I kissed him lightly once. â€œSeen the pervert today?â€ Cole asked, making me grimace. His nickname for Caleb, of course. I sighed.
â€œWhen donâ€™t I, with his super-stalking abilities?â€ I asked.
â€œI dunno, when you first saw me you spied on me for a good while. You moved like a ninja. Hiya!â€ he added, for dramatic effect. He added a karate-chop motion.
Cole was one of the few people who could make me laugh. Irabella, sometimes. Mom and Caleb â€“ never. Of course, Lo could, but she was gone. Forever. Nothing but a memory â€“ a painful one.
You see, Lo was my dear little sister. Only twelve. Of course, at last yearâ€™s Reaping, I was coughing my guts up in bed, so I was exempted. And of course, that was the year sweet, dear, little Lo was picked. The worst part? We had gotten into an argument the night before, so the last words I ever said to her were, â€œI hope you get Reaped.â€
Why did it have to be that dream that came true? Why couldnâ€™t the dream of Cole and I being together come true? And you know, in the process maybe shove Caleb off a cliff or something.
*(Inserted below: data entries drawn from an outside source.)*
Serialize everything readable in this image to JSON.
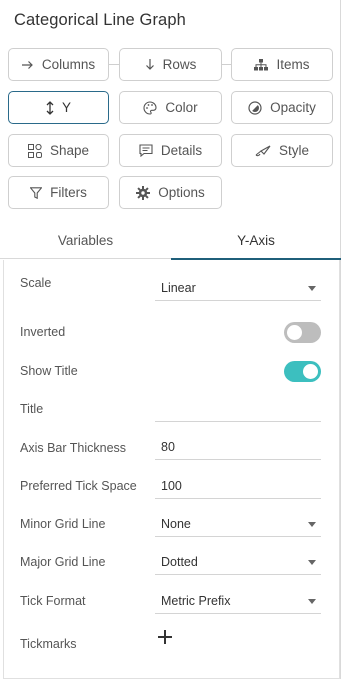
{
  "header": {
    "title": "Categorical Line Graph"
  },
  "buttons": {
    "columns": {
      "label": "Columns",
      "icon": "arrow-right-icon"
    },
    "rows": {
      "label": "Rows",
      "icon": "arrow-down-icon"
    },
    "items": {
      "label": "Items",
      "icon": "hierarchy-icon"
    },
    "y": {
      "label": "Y",
      "icon": "vertical-arrows-icon"
    },
    "color": {
      "label": "Color",
      "icon": "palette-icon"
    },
    "opacity": {
      "label": "Opacity",
      "icon": "opacity-icon"
    },
    "shape": {
      "label": "Shape",
      "icon": "shapes-icon"
    },
    "details": {
      "label": "Details",
      "icon": "comment-icon"
    },
    "style": {
      "label": "Style",
      "icon": "brush-icon"
    },
    "filters": {
      "label": "Filters",
      "icon": "filter-icon"
    },
    "options": {
      "label": "Options",
      "icon": "gear-icon"
    }
  },
  "tabs": [
    {
      "label": "Variables",
      "active": false
    },
    {
      "label": "Y-Axis",
      "active": true
    }
  ],
  "settings": {
    "scale": {
      "label": "Scale",
      "value": "Linear"
    },
    "inverted": {
      "label": "Inverted",
      "on": false
    },
    "show_title": {
      "label": "Show Title",
      "on": true
    },
    "title": {
      "label": "Title",
      "value": ""
    },
    "axis_bar_thickness": {
      "label": "Axis Bar Thickness",
      "value": "80"
    },
    "preferred_tick_space": {
      "label": "Preferred Tick Space",
      "value": "100"
    },
    "minor_grid_line": {
      "label": "Minor Grid Line",
      "value": "None"
    },
    "major_grid_line": {
      "label": "Major Grid Line",
      "value": "Dotted"
    },
    "tick_format": {
      "label": "Tick Format",
      "value": "Metric Prefix"
    },
    "tickmarks": {
      "label": "Tickmarks"
    }
  },
  "colors": {
    "accent": "#1f5f7a",
    "toggle_on": "#3cbfbf",
    "toggle_off": "#bdbdbd"
  }
}
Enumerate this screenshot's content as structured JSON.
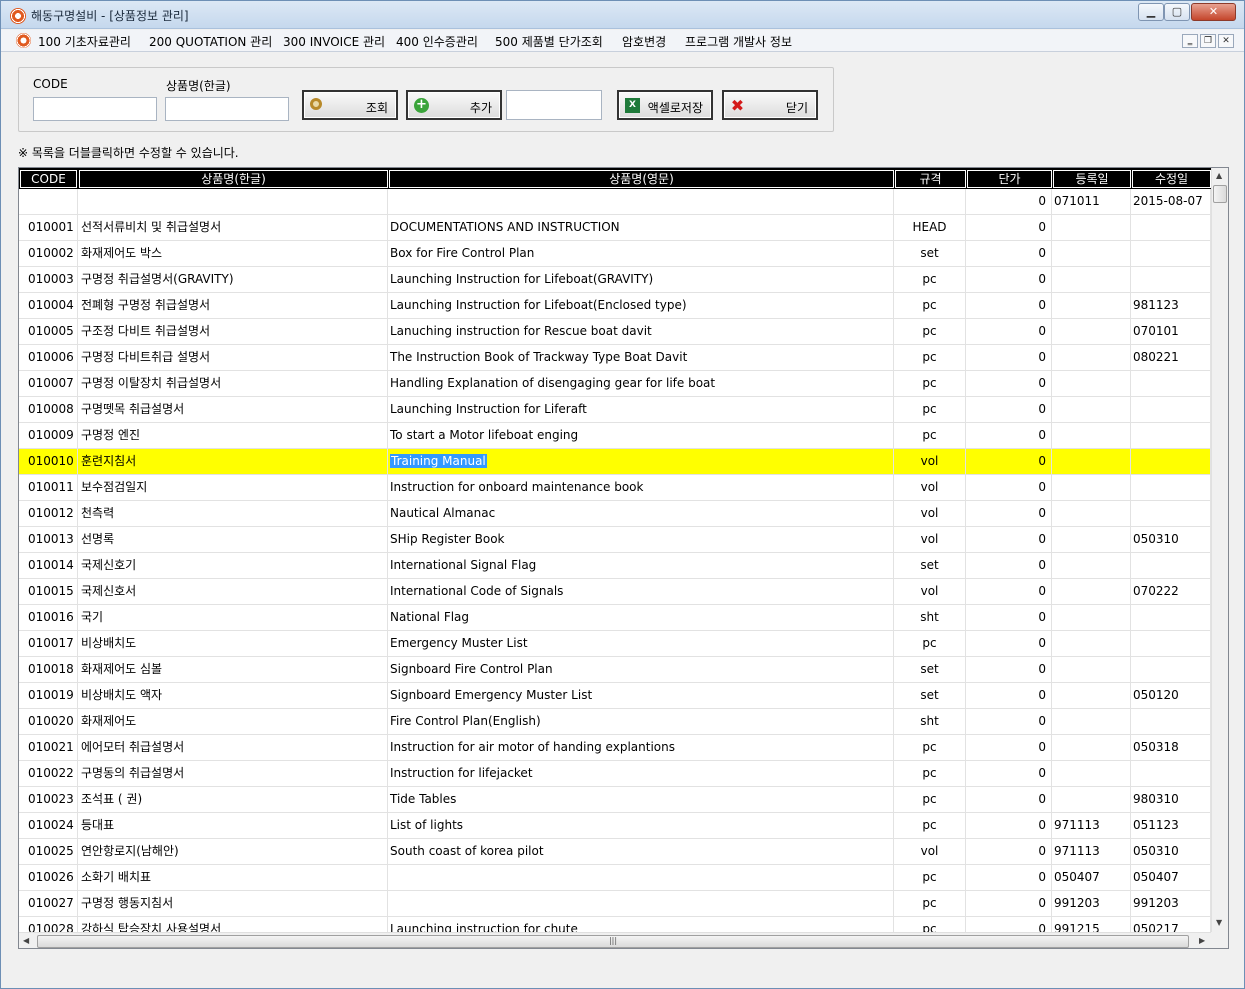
{
  "window": {
    "title": "해동구명설비 - [상품정보 관리]",
    "controls": {
      "minimize": "▁",
      "maximize": "▢",
      "close": "✕"
    },
    "mdi_controls": {
      "minimize": "‗",
      "restore": "❐",
      "close": "✕"
    }
  },
  "menu": [
    "100 기초자료관리",
    "200 QUOTATION 관리",
    "300 INVOICE 관리",
    "400 인수증관리",
    "500 제품별 단가조회",
    "암호변경",
    "프로그램 개발사 정보"
  ],
  "search": {
    "code_label": "CODE",
    "code_value": "",
    "name_label": "상품명(한글)",
    "name_value": "",
    "extra_value": ""
  },
  "buttons": {
    "search": "조회",
    "add": "추가",
    "excel": "액셀로저장",
    "close": "닫기"
  },
  "hint": "※ 목록을 더블클릭하면 수정할 수 있습니다.",
  "grid": {
    "columns": [
      "CODE",
      "상품명(한글)",
      "상품명(영문)",
      "규격",
      "단가",
      "등록일",
      "수정일"
    ],
    "selected_row": 10,
    "rows": [
      [
        "",
        "",
        "",
        "",
        "0",
        "071011",
        "2015-08-07"
      ],
      [
        "010001",
        "선적서류비치 및 취급설명서",
        "DOCUMENTATIONS AND INSTRUCTION",
        "HEAD",
        "0",
        "",
        ""
      ],
      [
        "010002",
        "화재제어도 박스",
        "Box for Fire Control Plan",
        "set",
        "0",
        "",
        ""
      ],
      [
        "010003",
        "구명정 취급설명서(GRAVITY)",
        "Launching Instruction for Lifeboat(GRAVITY)",
        "pc",
        "0",
        "",
        ""
      ],
      [
        "010004",
        "전폐형 구명정 취급설명서",
        "Launching Instruction for Lifeboat(Enclosed type)",
        "pc",
        "0",
        "",
        "981123"
      ],
      [
        "010005",
        "구조정 다비트 취급설명서",
        "Lanuching instruction for Rescue boat davit",
        "pc",
        "0",
        "",
        "070101"
      ],
      [
        "010006",
        "구명정 다비트취급 설명서",
        "The Instruction Book of Trackway Type Boat Davit",
        "pc",
        "0",
        "",
        "080221"
      ],
      [
        "010007",
        "구명정 이탈장치 취급설명서",
        "Handling Explanation of disengaging gear for life boat",
        "pc",
        "0",
        "",
        ""
      ],
      [
        "010008",
        "구명뗏목 취급설명서",
        "Launching Instruction for Liferaft",
        "pc",
        "0",
        "",
        ""
      ],
      [
        "010009",
        "구명정 엔진",
        "To start a Motor lifeboat enging",
        "pc",
        "0",
        "",
        ""
      ],
      [
        "010010",
        "훈련지침서",
        "Training Manual",
        "vol",
        "0",
        "",
        ""
      ],
      [
        "010011",
        "보수점검일지",
        "Instruction for onboard maintenance book",
        "vol",
        "0",
        "",
        ""
      ],
      [
        "010012",
        "천측력",
        "Nautical Almanac",
        "vol",
        "0",
        "",
        ""
      ],
      [
        "010013",
        "선명록",
        "SHip Register Book",
        "vol",
        "0",
        "",
        "050310"
      ],
      [
        "010014",
        "국제신호기",
        "International Signal Flag",
        "set",
        "0",
        "",
        ""
      ],
      [
        "010015",
        "국제신호서",
        "International Code of Signals",
        "vol",
        "0",
        "",
        "070222"
      ],
      [
        "010016",
        "국기",
        "National Flag",
        "sht",
        "0",
        "",
        ""
      ],
      [
        "010017",
        "비상배치도",
        "Emergency Muster List",
        "pc",
        "0",
        "",
        ""
      ],
      [
        "010018",
        "화재제어도 심볼",
        "Signboard Fire Control Plan",
        "set",
        "0",
        "",
        ""
      ],
      [
        "010019",
        "비상배치도 액자",
        "Signboard Emergency Muster List",
        "set",
        "0",
        "",
        "050120"
      ],
      [
        "010020",
        "화재제어도",
        "Fire Control Plan(English)",
        "sht",
        "0",
        "",
        ""
      ],
      [
        "010021",
        "에어모터 취급설명서",
        "Instruction for air motor of handing explantions",
        "pc",
        "0",
        "",
        "050318"
      ],
      [
        "010022",
        "구명동의 취급설명서",
        "Instruction for lifejacket",
        "pc",
        "0",
        "",
        ""
      ],
      [
        "010023",
        "조석표 (     권)",
        "Tide Tables",
        "pc",
        "0",
        "",
        "980310"
      ],
      [
        "010024",
        "등대표",
        "List of lights",
        "pc",
        "0",
        "971113",
        "051123"
      ],
      [
        "010025",
        "연안항로지(남해안)",
        "South coast of korea pilot",
        "vol",
        "0",
        "971113",
        "050310"
      ],
      [
        "010026",
        "소화기 배치표",
        "",
        "pc",
        "0",
        "050407",
        "050407"
      ],
      [
        "010027",
        "구명정 행동지침서",
        "",
        "pc",
        "0",
        "991203",
        "991203"
      ],
      [
        "010028",
        "강하식 탑승장치 사용설명서",
        "Launching instruction for chute",
        "pc",
        "0",
        "991215",
        "050217"
      ]
    ]
  },
  "scroll": {
    "up": "▲",
    "down": "▼",
    "left": "◀",
    "right": "▶",
    "grip": "|||"
  }
}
Cole had noticed my preoccupation with my memories, and snapped his fingers in front of my face. I glared at him quickly.
His goofy grin made me laugh. Then, suddenly, his face turned rigid.
â€œReady for the Reaping?â€
â€œWell, you know, Iâ€™m only entered as many times as a fifteen-year-old can be, so I reckon Iâ€™m pretty safe,â€ I said sarcastically. Cole sighed. â€œI wish I could go.â€
â€œNo, you donâ€™t. Besides, itâ€™s not as if you could volunteer for me anyway, even if you were a citizen of Five. I donâ€™t know how the Reapings went down in the Capitol, or in Twelve, but here, theyâ€™re regarded as toxic waste. You do not mess with it.â€
â€œI donâ€™t want to wait until that night to see that youâ€™re safe, though.â€
I smiled. â€œYouâ€™ll know Iâ€™m safe. I promise. I have to go. Momâ€™ll get suspicious. She knows Iâ€™m not spending this time with Caleb.â€
â€œWait, take this first.â€ He thrust a small anklet into my hand. It was twine-ish material, strung with small black beads. I didnâ€™t know why he was giving it to me.
â€œWhy?â€ I asked curiously, inspecting it.
â€œIt was wrapped around my ankle when I was adopted. Iâ€™ve kind of kept it all these years.â€
I frowned. â€œI canâ€™t take this. Keep a part of District Twelve with you.â€
Itâ€™s incredible how quickly Cole can differentiate. The next moment, the goofy grin was plastered onto his face. â€œDonâ€™t worry, Iâ€™ve got my name to remember my coal-miner heritage from.â€
I rolled my eyes. â€œAlright, after the millionth joke about that since Iâ€™ve met you. . .â€
â€œKiss for good luck tomorrow?â€ he asked hopefully. I smiled and complied.
If only I could hold on for the Reaping, for Cole, for Irabella, for Lo. I couldâ€™ve cared less about Mom. Or Caleb. In fact, I hoped Caleb got Reaped. And Iâ€™d pretend to be all teary and weepy. Life would be perfect.